The fellowship, made possible by a gift from Harris School of Public Policy alumnus Galen Hines-Pierce, MPP ‘17, will fund nine students over three years to work on projects in Chicago and Washington D.C. with the legislative branch of the federal government. First-year students in the Master of Science in Computational Analysis and Public Policy (MS-CAPP) program are eligible to apply to the program, which is a partnership between POPVOX Foundation, the Data Science Institute (DSI) and the Harris School of Public Policy.

“For the last nine years, the MS-CAPP program has trained emerging leaders to translate expertise in data and evidence into effective policy solutions,” said Katherine Baicker, dean and Emmett Dedmon Professor at the Harris School of Public Policy. “The Congressional Modernization Fellows program creates an exceptional opportunity for MS-CAPP students to learn these skills while having real-world impact on the functioning of the US federal government.”

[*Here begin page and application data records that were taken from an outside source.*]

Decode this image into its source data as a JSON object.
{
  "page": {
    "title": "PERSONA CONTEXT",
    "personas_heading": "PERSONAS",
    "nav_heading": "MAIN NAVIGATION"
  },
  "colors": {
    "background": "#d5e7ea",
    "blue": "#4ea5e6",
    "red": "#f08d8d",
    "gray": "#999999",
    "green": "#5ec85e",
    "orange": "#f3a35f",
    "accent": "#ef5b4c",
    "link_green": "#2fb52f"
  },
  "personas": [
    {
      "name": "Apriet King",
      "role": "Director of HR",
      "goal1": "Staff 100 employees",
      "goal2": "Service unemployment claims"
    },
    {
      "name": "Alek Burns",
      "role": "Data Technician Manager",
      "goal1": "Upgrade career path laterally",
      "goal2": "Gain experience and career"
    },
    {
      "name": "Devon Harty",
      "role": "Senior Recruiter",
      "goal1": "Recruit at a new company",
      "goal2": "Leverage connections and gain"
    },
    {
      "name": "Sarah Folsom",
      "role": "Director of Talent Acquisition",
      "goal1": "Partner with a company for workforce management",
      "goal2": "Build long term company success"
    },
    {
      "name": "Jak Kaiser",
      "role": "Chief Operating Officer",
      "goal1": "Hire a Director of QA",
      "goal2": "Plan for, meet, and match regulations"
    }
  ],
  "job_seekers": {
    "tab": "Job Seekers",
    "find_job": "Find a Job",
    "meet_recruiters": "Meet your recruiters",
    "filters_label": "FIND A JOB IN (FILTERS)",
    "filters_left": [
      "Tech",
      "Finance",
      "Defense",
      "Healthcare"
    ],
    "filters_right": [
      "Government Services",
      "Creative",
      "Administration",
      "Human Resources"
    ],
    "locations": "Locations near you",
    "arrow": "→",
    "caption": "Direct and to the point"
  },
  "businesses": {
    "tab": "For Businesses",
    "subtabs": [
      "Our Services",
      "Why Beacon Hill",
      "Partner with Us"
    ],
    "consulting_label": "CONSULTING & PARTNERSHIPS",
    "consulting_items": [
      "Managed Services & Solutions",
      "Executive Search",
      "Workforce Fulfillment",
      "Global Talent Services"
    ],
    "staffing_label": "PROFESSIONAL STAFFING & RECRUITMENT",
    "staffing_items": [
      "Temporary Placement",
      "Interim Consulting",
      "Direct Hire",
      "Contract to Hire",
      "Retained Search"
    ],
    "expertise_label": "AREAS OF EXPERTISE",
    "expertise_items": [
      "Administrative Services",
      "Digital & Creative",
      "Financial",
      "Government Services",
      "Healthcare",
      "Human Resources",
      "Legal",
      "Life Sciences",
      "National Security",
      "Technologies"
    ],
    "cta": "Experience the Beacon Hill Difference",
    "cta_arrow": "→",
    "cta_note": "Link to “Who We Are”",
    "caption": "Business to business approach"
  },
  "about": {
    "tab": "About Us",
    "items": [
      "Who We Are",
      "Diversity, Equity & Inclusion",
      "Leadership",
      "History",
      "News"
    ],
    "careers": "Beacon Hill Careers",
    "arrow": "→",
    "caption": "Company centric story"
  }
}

Fellows will work with Congressional staff and members on projects that deploy advances in data and computational tools and approaches intended to improve government workflows and operations.

Galen Hines-Pierce, MPP ‘17

“Around the world, democracies are facing increasingly complex challenges, both foreign and domestic,” said Hines-Pierce. “As free and open societies come together to support one another in an era of rising competition, it’s all the more vital to strengthen our democratic institutions here at home. While technology can’t solve political problems, it can help to uncover hidden consensus, make cooperation and coordination more efficient, and enhance Congress’s ability to gather, make sense of, and more quickly act on information. It’s been an honor to partner with Harris, DSI, and POPVOX in designing and supporting this urgent and important effort.”

The program will begin in Spring 2023 with fellows engaging in projects through the Data Science Clinic, a project-based course where students work in teams as data scientists with real-world clients from industry, government, academia, and social impact organizations. Fellows will then relocate to Washington DC for the summer quarter to continue their projects in-person with Congressional offices.

In autumn and winter quarters, fellows will return to UChicago as research assistants, maintaining continuity on the projects as new students join the team. Fellows will be supervised by Assistant Clinical Professor James Turk, a civic technology pioneer who worked as Labs Director with the Sunlight Foundation and launched the Open States Project to gather and publish legislative data from local and federal governments.

“Social impact and experiential learning are two of the defining principles of Data Science Clinic and the Data Science Institute writ large,” said David Uminsky, executive director of the DSI. “Integrating this new fellowship with the clinic course will broaden its footprint, providing both the selected fellows and their teammates in the clinic with invaluable experience applying data-driven techniques to real-world challenges at the federal level.”

Fellows will also have the opportunity to collaborate with POPVOX Foundation, a 501(c)3 nonprofit that works “to inform and empower people, make government work better for everyone, and contribute to the creation and adoption of effective, responsive modern governing infrastructure.”

Marci Harris, Executive Director of POPVOX Foundation explained: “By partnering with the University of Chicago, we can help prepare future leaders in this space while developing technological solutions to increase technical capacity in the legislative branch and improve public engagement.”

The application period for the first year of the fellowship is now closed, and the inaugural cohort of fellows and projects will be announced this spring. Students starting the MS-CAPP program in the 2023-24 and 2024-25 academic years will have the opportunity to apply for subsequent installments of the program. Learn more about the Master of Science in Computational Analysis and Public Policy at